I suppose only my Harvard readers might care about this, but here's the editorial, and the text of my response is below. We'll see next week if the Crimson publishes it.
UPDATE: The Crimson did print my letter here. (It changed a few things, making it shorter and a bit more generic, but the spirit is there.) Also, since it seems from the comments that many people are simply uninformed, let me point to the Student Guide for the Ad Board; I'd encourage people with questions (or complaints) to read that first, as it gives a lot of detail about how the Ad Board works.
Bad Board, No; Bad Editorial, Yes
To the Crimson editorial staff:
Having finished a year-and-a-half of service as a faculty member of the Ad Board last June, I was shocked by the opinion “Bad Board” that appeared in the Crimson on October 22. First, it was simply riddled with factual errors. For example, contrary to your statement that resident deans are “outranked” by the faculty, in fact there are only two or three faculty members on the Ad Board at any time, and over a dozen resident deans; we all get equal votes. Even if we didn’t take the resident deans seriously as you suggest (and we do), they could simply outvote us. As another example, contrary to your statement, in disciplinary cases students are always allowed to present their side of the story, both in written form and by attending an Ad Board meeting, where students can make a statement and, if they choose, respond to questions.

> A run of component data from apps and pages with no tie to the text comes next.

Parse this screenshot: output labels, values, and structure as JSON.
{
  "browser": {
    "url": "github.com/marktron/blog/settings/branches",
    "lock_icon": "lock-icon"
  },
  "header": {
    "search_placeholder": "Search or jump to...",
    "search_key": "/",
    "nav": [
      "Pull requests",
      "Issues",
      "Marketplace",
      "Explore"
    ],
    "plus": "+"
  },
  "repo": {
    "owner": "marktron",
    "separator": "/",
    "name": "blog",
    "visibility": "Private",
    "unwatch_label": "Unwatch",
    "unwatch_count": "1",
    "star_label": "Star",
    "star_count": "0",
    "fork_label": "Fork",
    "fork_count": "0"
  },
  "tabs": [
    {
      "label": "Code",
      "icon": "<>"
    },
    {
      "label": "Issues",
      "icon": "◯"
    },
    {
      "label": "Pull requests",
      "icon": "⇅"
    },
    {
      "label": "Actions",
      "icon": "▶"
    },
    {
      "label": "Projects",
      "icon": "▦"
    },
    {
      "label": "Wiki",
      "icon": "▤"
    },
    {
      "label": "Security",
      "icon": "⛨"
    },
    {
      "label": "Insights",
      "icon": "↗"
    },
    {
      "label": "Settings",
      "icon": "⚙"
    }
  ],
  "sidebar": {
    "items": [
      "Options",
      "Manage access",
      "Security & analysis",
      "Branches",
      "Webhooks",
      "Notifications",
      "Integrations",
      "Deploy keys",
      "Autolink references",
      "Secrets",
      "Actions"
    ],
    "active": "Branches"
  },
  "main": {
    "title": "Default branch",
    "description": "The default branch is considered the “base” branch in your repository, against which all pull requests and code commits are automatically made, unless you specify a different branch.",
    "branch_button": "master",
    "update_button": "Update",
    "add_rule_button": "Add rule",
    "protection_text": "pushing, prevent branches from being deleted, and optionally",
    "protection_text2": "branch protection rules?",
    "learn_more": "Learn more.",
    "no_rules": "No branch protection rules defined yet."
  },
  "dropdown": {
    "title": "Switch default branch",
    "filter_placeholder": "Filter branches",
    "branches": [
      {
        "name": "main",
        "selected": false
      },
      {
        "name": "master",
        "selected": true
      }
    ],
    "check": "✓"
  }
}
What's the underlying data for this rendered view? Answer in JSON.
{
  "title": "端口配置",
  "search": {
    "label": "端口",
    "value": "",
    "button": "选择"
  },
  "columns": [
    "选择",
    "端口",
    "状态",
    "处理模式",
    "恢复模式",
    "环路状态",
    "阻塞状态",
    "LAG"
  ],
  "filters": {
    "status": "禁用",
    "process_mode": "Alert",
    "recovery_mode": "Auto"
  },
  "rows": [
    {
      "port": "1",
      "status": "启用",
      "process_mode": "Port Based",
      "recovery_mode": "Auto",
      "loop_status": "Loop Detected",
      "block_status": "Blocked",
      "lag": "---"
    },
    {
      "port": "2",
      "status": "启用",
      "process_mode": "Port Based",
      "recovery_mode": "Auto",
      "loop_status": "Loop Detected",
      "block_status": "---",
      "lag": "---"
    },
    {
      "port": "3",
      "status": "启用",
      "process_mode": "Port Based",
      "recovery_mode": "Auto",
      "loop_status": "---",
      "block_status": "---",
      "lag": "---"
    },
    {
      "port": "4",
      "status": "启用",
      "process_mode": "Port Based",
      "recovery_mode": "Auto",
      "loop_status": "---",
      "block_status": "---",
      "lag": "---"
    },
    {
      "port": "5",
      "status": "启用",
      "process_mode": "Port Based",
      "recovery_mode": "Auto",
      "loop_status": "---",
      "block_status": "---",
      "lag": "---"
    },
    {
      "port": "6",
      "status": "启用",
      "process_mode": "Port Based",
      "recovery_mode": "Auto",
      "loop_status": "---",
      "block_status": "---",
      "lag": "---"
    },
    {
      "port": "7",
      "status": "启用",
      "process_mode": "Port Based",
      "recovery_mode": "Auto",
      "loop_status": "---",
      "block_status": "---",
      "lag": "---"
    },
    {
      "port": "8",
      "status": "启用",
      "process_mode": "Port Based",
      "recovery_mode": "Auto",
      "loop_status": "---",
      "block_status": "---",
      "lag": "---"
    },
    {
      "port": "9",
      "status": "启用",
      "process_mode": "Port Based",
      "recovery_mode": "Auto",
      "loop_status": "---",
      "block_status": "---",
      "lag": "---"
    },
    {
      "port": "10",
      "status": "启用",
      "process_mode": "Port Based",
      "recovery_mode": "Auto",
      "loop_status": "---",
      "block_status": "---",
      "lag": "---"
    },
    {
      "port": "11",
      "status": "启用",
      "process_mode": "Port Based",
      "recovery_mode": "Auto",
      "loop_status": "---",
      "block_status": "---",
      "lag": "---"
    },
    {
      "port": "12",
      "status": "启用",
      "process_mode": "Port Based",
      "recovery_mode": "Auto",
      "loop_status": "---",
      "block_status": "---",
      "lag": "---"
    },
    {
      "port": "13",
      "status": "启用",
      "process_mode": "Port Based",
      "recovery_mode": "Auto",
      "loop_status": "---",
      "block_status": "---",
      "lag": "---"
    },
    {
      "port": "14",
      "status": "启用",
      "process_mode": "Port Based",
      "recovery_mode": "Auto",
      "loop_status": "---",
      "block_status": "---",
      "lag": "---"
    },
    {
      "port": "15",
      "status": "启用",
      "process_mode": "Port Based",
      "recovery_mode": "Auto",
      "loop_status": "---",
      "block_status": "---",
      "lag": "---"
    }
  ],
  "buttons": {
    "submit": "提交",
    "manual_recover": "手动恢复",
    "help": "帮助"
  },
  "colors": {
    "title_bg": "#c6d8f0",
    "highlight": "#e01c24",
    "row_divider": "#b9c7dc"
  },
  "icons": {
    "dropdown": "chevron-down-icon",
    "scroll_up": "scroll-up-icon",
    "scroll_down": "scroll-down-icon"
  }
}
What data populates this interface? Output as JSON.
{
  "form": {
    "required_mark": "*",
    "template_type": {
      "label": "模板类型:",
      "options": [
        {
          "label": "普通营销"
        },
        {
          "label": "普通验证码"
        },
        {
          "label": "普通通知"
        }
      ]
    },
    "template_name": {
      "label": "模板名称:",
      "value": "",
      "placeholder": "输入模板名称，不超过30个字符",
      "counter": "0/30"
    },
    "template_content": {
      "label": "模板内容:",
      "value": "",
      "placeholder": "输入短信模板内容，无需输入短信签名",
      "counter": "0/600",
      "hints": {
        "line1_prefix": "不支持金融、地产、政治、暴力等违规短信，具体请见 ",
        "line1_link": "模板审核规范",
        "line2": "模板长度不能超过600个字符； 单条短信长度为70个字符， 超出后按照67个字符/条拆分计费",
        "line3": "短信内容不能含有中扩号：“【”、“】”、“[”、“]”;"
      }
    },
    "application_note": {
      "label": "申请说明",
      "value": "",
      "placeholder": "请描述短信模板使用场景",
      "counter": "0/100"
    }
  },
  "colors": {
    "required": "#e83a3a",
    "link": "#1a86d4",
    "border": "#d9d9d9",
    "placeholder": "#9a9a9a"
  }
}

I could go on, but there are so many additional factual errors that it would take a letter much longer than the original editorial to go through them all.
Second, your editorial fundamentally misunderstands the Ad Board’s setup and purpose. You complain that students cannot hire an attorney for an Ad Board hearing. That is because the Ad Board is not a legal institution, like a court or the police, but an academic institution, to administrate the rules of the college. The Ad Board’s purpose is fundamentally education, not punishment. As you quote, the Ad Board is “primarily concerned for the educational and personal growth of undergraduates, both as individuals and as members of the Harvard community.” Sometimes, when a rule is broken, a punishment must be given, but we view that as a learning process for the student. Attorneys should not be a part of that learning process, much in the same way you can’t hire a lawyer to complain about or negotiate for a better grade in my class. (Please don’t try.)
Finally, your article includes what I would call errors not of fact but of spirit. You say “rulings are clear before it [the Ad Board] convenes”. That’s a surprise to me, as I regularly spent multiple hours in these meetings each week listening to and deliberating cases. Punishments are not, as you say, “one-size-fits-all”; we discuss the appropriate response for each case, based on the rules of the Faculty and the needs of the individual student. We take seriously both these rules and these needs, with the goal of best serving both the students that come before us and the larger Harvard community.
I understand that, as you say, going before the Ad Board is intimidating and terrifying for a student. They are generally there because there is an accusation that they have broken a rule of the College, and there may be consequences. I know of no system we could possibly set up where that wouldn’t be intimidating and terrifying. But students should know going in that the Ad Board will listen to them, fairly, and that no punishment is given lightly.
Michael Mitzenmacher '91
Professor of Computer Science
Harvard School of Engineering and Applied Sciences